Only after their own desires have been met do the Joshes of the world prioritize their kids. So, when an unfaithful man abandons his family while claiming, insanely, “I love my kids more than anything,” what he means to say is, “I love my kids more than anything besides my own pleasure and sexual fulfillment.” But this is a fatally wrong approach on two levels. Not only because he puts himself over his kids, but because he puts his kids over his wife.

Even if it were true that he “loved his kids more than anything,” which obviously he doesn't, he would still be far off the mark and his family would still be in danger of imminent collapse. Here we refer back to the quote at the beginning. If we really love our kids, then we ought to love our wives first. God should, of course, reign over our families, but there ought to be no human on Earth whom we love more than, or prioritize over, our wives.

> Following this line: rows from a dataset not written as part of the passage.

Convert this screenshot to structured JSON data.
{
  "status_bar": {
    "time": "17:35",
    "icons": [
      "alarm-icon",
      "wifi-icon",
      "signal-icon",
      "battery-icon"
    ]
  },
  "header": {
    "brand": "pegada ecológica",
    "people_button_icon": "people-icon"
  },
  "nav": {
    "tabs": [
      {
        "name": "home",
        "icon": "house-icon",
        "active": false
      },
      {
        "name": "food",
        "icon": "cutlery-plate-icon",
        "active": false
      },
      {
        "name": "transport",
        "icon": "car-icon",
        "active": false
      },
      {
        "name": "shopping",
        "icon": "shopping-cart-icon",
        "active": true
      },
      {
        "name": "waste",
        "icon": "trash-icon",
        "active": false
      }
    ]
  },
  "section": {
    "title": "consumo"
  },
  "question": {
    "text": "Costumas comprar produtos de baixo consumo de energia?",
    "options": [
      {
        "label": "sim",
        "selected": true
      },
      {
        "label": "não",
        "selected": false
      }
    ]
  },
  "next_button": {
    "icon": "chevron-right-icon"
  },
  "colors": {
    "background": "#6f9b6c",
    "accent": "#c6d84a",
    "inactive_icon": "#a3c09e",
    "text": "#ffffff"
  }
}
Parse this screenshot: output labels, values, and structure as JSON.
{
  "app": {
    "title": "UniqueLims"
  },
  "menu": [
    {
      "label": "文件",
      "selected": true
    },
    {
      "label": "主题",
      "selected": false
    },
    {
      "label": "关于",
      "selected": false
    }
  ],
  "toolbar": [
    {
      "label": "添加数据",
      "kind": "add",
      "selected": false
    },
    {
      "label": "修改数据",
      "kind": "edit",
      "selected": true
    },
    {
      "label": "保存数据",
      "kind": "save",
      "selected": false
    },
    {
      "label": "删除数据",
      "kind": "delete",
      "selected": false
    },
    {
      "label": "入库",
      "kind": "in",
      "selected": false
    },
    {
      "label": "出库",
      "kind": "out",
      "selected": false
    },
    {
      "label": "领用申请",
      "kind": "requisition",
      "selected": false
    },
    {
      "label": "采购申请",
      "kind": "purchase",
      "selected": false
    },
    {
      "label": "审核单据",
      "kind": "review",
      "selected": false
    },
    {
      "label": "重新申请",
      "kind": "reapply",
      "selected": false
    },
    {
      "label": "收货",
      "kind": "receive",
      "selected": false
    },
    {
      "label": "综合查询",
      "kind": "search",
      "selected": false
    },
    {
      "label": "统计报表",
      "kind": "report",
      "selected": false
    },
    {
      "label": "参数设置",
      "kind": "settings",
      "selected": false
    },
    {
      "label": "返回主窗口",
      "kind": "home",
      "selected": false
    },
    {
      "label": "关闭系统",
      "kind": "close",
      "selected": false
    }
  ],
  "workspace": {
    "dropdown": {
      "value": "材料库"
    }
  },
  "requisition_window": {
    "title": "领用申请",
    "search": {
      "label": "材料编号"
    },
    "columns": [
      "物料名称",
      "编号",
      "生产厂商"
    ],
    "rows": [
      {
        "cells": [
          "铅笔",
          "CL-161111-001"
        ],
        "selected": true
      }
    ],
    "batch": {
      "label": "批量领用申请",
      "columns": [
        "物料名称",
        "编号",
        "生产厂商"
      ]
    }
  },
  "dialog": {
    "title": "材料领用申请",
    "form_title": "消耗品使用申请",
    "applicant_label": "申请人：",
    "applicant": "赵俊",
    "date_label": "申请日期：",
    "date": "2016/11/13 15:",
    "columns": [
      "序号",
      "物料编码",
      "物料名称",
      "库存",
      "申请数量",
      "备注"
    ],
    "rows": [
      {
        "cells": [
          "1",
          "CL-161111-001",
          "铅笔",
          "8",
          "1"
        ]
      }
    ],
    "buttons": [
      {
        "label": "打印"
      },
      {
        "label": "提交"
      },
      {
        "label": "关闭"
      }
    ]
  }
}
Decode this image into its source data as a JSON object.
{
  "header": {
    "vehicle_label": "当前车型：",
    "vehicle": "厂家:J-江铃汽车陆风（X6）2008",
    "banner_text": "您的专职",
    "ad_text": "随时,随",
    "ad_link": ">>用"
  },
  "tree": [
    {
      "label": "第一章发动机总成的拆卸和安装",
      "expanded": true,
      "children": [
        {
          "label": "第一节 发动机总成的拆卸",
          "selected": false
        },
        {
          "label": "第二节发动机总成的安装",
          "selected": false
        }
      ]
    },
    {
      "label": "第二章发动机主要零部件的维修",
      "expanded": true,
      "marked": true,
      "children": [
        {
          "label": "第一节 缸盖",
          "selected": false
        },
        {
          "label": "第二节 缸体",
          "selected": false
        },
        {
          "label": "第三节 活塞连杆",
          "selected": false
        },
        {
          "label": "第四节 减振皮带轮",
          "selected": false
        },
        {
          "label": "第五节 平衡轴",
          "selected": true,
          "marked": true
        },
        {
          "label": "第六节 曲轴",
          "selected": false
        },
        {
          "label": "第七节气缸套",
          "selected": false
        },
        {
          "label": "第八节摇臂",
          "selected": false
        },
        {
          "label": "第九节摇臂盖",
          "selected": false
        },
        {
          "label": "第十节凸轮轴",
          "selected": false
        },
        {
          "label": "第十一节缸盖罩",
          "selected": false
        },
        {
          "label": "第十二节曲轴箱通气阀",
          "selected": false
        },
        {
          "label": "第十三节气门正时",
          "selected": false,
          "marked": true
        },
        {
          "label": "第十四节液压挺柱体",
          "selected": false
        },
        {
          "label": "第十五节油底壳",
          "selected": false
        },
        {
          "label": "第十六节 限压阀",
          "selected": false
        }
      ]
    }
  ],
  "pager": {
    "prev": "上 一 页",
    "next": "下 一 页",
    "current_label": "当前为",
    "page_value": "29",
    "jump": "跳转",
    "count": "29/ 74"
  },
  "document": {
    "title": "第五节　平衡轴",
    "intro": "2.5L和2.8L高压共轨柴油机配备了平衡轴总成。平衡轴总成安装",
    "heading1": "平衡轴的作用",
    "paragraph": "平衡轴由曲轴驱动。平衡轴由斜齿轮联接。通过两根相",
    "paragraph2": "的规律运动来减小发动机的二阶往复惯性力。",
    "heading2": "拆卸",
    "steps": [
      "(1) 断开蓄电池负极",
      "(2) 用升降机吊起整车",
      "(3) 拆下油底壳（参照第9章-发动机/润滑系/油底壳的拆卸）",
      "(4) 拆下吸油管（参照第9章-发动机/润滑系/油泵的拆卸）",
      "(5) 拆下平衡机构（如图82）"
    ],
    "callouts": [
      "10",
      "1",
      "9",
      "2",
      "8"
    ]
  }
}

The love between husband and wife, consecrated by God, serves as the foundation of a properly ordered family. Their love literally gives birth to their children. As the kids grow older, they will depend upon that love and look to it for comfort, security, and direction. Husband and wife were there before the kids existed, and, if they honor their vows and stay alive and healthy, they’ll be there together long after the kids have moved out and started their own families. If spouses put their kids first, what do they do before the kids are born, and what will they do after they leave? And anyway, how can it be proper and right to love a child more than you love the person who gave you that child?

There’s a reason why our country is filled with insecure and narcissistic kids who need to be the center of attention at all times. They come from disordered families where both parents fawn and fuss over them, while neglecting each other. The kids, despite the attention and the toys and the nice vacations and all the rest of it, still end up feeling unsettled and vulnerable. They have everything in the world except for the stabilizing force of a mother and father who love each other actively and obviously, which is to say they have a lot of stuff they do not need but they do not have the one thing they do.

Everything in a family hinges on and depends upon the love between the mother and father. The family lives or dies by it. We may gain some emotional benefit from spoiling our kids, but what they need — what gives them the greatest benefit — is to see a father who honors his wife and a mother who respects her husband. One way or another, whether we like or not, they will learn far more about love from observing us than they will from the hugs and kisses we heap on them.

So is it possible for a man to “love his kids” while he tosses his marital vows in the dumpster and treats his children’s mother like a busted old car to be traded in and replaced with a newer model?

Not in the way that counts the most. Not in the way the child needs.